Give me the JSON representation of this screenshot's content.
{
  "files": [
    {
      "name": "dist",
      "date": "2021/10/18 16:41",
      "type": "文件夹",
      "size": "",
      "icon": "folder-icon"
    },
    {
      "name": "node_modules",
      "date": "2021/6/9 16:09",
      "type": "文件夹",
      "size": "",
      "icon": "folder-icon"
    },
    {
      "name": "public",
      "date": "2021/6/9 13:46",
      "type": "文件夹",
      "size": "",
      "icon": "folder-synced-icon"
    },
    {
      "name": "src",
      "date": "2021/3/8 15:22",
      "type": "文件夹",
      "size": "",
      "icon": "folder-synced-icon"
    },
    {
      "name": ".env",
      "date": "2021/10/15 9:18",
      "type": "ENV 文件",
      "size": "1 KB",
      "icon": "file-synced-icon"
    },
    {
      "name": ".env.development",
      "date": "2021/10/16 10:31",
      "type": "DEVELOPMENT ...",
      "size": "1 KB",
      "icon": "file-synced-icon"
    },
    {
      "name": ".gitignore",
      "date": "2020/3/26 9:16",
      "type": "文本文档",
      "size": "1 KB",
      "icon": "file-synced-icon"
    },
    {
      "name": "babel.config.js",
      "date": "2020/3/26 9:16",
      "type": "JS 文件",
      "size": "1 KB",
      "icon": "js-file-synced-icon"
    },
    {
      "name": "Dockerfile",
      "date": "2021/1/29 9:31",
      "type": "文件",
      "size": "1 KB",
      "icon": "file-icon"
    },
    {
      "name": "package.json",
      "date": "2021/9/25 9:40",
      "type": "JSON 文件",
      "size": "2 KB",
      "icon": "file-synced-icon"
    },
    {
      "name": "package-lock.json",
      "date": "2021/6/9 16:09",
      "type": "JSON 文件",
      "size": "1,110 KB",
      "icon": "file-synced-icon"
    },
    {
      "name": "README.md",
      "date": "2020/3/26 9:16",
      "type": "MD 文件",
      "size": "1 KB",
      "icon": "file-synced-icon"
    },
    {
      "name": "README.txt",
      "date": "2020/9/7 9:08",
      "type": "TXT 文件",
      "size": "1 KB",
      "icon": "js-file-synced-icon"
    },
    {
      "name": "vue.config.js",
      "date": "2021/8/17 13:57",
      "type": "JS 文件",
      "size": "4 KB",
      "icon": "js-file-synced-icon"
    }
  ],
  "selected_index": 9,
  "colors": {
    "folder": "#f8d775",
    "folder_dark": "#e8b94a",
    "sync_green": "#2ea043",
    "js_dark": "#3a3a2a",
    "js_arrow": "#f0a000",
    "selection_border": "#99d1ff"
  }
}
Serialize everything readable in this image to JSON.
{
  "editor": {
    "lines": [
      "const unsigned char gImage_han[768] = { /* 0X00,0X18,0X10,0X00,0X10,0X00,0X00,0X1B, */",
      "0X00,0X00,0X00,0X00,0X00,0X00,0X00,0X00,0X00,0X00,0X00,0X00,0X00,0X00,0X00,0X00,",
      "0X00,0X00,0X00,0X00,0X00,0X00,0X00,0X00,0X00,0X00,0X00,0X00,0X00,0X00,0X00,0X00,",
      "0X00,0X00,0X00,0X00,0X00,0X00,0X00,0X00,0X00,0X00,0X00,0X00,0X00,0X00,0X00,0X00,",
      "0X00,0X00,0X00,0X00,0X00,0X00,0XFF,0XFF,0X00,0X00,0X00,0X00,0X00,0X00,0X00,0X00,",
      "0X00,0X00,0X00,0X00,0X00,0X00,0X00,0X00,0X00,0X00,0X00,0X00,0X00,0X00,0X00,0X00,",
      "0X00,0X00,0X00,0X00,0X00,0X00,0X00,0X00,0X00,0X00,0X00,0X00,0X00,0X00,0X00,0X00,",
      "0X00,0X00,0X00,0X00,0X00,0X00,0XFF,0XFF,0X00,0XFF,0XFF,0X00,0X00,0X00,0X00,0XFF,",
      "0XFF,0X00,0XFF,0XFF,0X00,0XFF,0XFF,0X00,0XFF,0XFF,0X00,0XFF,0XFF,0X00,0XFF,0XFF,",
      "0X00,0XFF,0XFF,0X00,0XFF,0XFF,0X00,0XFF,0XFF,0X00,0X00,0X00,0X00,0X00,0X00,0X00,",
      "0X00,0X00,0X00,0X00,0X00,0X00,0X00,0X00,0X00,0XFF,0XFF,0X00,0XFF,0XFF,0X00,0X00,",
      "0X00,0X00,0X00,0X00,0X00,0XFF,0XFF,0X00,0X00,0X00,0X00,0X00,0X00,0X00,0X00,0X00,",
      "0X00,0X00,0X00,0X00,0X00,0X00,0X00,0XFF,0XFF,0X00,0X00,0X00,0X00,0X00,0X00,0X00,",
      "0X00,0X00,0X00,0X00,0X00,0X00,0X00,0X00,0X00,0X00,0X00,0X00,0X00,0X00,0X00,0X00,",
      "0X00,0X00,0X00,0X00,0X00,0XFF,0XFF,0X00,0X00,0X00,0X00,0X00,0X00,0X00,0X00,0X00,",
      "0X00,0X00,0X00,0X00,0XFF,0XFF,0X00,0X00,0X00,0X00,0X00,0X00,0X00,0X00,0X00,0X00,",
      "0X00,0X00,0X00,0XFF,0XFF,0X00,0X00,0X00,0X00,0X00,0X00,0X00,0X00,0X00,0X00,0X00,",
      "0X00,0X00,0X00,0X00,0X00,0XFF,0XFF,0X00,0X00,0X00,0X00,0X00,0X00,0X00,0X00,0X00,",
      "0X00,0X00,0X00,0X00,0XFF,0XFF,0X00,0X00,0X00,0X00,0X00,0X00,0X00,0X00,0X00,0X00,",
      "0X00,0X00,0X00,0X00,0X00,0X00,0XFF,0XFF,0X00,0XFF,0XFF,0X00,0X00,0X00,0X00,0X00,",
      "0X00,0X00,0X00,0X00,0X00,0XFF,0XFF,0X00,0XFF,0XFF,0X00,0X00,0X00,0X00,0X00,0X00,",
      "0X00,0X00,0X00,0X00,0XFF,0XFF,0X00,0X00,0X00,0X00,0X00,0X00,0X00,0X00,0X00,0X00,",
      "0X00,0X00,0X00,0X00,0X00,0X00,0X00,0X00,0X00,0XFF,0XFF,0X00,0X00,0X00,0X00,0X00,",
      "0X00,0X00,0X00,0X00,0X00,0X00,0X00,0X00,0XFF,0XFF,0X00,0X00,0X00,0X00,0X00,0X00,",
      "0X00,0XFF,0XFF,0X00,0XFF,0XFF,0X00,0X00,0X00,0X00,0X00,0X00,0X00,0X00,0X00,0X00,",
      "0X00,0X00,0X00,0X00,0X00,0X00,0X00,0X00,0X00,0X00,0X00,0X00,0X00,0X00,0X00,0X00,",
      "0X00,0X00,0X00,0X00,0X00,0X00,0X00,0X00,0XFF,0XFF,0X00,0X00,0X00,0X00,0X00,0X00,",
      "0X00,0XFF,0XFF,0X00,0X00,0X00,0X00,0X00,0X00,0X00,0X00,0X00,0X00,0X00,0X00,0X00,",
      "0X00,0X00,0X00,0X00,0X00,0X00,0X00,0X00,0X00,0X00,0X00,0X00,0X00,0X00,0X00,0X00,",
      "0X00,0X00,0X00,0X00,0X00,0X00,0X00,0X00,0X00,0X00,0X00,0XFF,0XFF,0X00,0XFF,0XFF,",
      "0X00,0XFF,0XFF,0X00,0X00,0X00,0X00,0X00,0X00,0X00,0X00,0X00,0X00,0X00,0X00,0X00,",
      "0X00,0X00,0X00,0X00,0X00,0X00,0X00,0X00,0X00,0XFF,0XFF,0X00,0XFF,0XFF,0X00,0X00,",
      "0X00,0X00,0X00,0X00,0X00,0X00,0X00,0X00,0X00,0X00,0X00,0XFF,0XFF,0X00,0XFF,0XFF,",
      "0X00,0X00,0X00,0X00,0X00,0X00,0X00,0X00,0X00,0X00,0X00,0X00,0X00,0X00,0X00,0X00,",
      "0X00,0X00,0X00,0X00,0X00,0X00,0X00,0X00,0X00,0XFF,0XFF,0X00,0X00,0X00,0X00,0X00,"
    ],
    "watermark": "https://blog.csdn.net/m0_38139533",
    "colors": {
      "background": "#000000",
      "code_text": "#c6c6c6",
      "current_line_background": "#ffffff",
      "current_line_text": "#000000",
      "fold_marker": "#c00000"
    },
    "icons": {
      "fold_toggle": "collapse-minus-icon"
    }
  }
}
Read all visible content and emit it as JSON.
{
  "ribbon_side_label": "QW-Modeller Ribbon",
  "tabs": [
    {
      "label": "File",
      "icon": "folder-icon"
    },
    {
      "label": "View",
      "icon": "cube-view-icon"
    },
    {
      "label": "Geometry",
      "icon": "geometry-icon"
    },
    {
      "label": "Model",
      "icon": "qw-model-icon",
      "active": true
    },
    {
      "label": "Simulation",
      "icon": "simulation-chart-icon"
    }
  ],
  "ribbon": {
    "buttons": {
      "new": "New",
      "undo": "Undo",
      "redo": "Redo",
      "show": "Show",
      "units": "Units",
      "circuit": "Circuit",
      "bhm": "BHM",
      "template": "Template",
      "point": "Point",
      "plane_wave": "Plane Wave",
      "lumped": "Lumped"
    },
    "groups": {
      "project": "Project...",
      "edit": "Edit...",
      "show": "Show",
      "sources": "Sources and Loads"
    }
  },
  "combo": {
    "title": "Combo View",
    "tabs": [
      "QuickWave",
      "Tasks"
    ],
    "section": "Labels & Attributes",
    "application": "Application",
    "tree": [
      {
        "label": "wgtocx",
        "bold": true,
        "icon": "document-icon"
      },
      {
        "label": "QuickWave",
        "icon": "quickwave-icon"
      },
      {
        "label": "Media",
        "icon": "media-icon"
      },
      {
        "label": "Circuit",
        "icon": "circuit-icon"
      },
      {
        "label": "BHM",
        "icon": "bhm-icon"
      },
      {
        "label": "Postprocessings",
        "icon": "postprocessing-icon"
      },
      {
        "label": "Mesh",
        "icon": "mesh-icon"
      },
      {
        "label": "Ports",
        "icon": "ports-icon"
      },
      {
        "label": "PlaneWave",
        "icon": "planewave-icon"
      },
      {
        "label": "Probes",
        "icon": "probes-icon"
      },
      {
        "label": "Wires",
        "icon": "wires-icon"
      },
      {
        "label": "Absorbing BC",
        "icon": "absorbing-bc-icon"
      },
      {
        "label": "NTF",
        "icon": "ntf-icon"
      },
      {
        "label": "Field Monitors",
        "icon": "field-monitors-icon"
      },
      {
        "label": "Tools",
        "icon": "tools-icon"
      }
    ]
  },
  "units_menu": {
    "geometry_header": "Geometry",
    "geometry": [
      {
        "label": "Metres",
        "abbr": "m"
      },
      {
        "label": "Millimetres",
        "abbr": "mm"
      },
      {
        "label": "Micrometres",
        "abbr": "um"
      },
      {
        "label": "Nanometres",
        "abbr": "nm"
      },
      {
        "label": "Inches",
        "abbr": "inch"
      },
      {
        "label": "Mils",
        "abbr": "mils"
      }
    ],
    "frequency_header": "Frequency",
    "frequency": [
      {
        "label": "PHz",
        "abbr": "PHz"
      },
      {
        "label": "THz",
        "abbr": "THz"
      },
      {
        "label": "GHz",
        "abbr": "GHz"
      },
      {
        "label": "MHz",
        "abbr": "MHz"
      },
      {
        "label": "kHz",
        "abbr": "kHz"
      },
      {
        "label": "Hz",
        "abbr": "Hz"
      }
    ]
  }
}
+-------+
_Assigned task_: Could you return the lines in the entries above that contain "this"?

_Answer space_:
Give me the JSON representation of this screenshot's content.
Serialize everything readable in this image to JSON.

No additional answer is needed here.